What you return must match the records below exactly, down to each character.

+++ DATA FOR THE TASK +++

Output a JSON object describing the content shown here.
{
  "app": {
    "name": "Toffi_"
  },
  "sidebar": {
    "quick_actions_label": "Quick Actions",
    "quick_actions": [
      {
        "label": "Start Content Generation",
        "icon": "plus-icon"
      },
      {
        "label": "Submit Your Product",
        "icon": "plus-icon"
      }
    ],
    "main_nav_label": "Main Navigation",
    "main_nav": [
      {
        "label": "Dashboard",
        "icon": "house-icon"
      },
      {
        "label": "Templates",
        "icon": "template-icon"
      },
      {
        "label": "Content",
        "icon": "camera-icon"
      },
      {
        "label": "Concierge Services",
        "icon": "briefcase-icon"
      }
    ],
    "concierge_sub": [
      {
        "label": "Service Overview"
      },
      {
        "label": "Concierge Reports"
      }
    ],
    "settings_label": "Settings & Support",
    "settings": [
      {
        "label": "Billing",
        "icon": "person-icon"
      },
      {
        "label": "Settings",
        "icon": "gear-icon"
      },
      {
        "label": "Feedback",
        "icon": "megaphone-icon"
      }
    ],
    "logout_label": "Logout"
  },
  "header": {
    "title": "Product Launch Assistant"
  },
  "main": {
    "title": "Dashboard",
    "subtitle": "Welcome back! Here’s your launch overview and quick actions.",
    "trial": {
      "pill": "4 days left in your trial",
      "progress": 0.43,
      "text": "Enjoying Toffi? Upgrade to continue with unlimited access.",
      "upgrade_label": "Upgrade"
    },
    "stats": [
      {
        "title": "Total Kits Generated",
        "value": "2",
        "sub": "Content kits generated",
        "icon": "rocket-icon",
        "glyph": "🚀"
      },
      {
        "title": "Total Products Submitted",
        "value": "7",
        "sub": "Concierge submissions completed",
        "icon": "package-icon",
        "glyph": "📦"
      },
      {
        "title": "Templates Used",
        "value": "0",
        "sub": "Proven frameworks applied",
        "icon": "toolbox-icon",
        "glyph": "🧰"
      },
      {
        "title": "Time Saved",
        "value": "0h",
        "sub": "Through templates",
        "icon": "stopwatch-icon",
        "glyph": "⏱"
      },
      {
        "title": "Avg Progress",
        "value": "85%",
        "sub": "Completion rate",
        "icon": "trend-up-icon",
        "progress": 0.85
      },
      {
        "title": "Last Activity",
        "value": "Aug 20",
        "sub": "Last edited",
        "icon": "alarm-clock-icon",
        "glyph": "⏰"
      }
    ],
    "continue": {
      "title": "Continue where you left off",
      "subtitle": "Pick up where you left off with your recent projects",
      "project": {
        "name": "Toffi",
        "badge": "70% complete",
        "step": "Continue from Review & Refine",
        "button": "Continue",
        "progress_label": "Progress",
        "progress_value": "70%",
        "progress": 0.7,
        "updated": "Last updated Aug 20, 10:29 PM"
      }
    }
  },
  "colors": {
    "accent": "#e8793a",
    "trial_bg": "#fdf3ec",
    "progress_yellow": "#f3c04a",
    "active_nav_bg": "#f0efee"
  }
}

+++

FINISHED TASK
Output a JSON object describing the content shown here.
{
  "app": {
    "name": "Toffi_"
  },
  "sidebar": {
    "quick_actions_label": "Quick Actions",
    "quick_actions": [
      {
        "label": "Start Content Generation",
        "icon": "plus-icon"
      },
      {
        "label": "Submit Your Product",
        "icon": "plus-icon"
      }
    ],
    "main_nav_label": "Main Navigation",
    "main_nav": [
      {
        "label": "Dashboard",
        "icon": "house-icon"
      },
      {
        "label": "Templates",
        "icon": "template-icon"
      },
      {
        "label": "Content",
        "icon": "camera-icon"
      },
      {
        "label": "Concierge Services",
        "icon": "briefcase-icon"
      }
    ],
    "concierge_sub": [
      {
        "label": "Service Overview"
      },
      {
        "label": "Concierge Reports"
      }
    ],
    "settings_label": "Settings & Support",
    "settings": [
      {
        "label": "Billing",
        "icon": "person-icon"
      },
      {
        "label": "Settings",
        "icon": "gear-icon"
      },
      {
        "label": "Feedback",
        "icon": "megaphone-icon"
      }
    ],
    "logout_label": "Logout"
  },
  "header": {
    "title": "Product Launch Assistant"
  },
  "main": {
    "title": "Dashboard",
    "subtitle": "Welcome back! Here’s your launch overview and quick actions.",
    "trial": {
      "pill": "4 days left in your trial",
      "progress": 0.43,
      "text": "Enjoying Toffi? Upgrade to continue with unlimited access.",
      "upgrade_label": "Upgrade"
    },
    "stats": [
      {
        "title": "Total Kits Generated",
        "value": "2",
        "sub": "Content kits generated",
        "icon": "rocket-icon",
        "glyph": "🚀"
      },
      {
        "title": "Total Products Submitted",
        "value": "7",
        "sub": "Concierge submissions completed",
        "icon": "package-icon",
        "glyph": "📦"
      },
      {
        "title": "Templates Used",
        "value": "0",
        "sub": "Proven frameworks applied",
        "icon": "toolbox-icon",
        "glyph": "🧰"
      },
      {
        "title": "Time Saved",
        "value": "0h",
        "sub": "Through templates",
        "icon": "stopwatch-icon",
        "glyph": "⏱"
      },
      {
        "title": "Avg Progress",
        "value": "85%",
        "sub": "Completion rate",
        "icon": "trend-up-icon",
        "progress": 0.85
      },
      {
        "title": "Last Activity",
        "value": "Aug 20",
        "sub": "Last edited",
        "icon": "alarm-clock-icon",
        "glyph": "⏰"
      }
    ],
    "continue": {
      "title": "Continue where you left off",
      "subtitle": "Pick up where you left off with your recent projects",
      "project": {
        "name": "Toffi",
        "badge": "70% complete",
        "step": "Continue from Review & Refine",
        "button": "Continue",
        "progress_label": "Progress",
        "progress_value": "70%",
        "progress": 0.7,
        "updated": "Last updated Aug 20, 10:29 PM"
      }
    }
  },
  "colors": {
    "accent": "#e8793a",
    "trial_bg": "#fdf3ec",
    "progress_yellow": "#f3c04a",
    "active_nav_bg": "#f0efee"
  }
}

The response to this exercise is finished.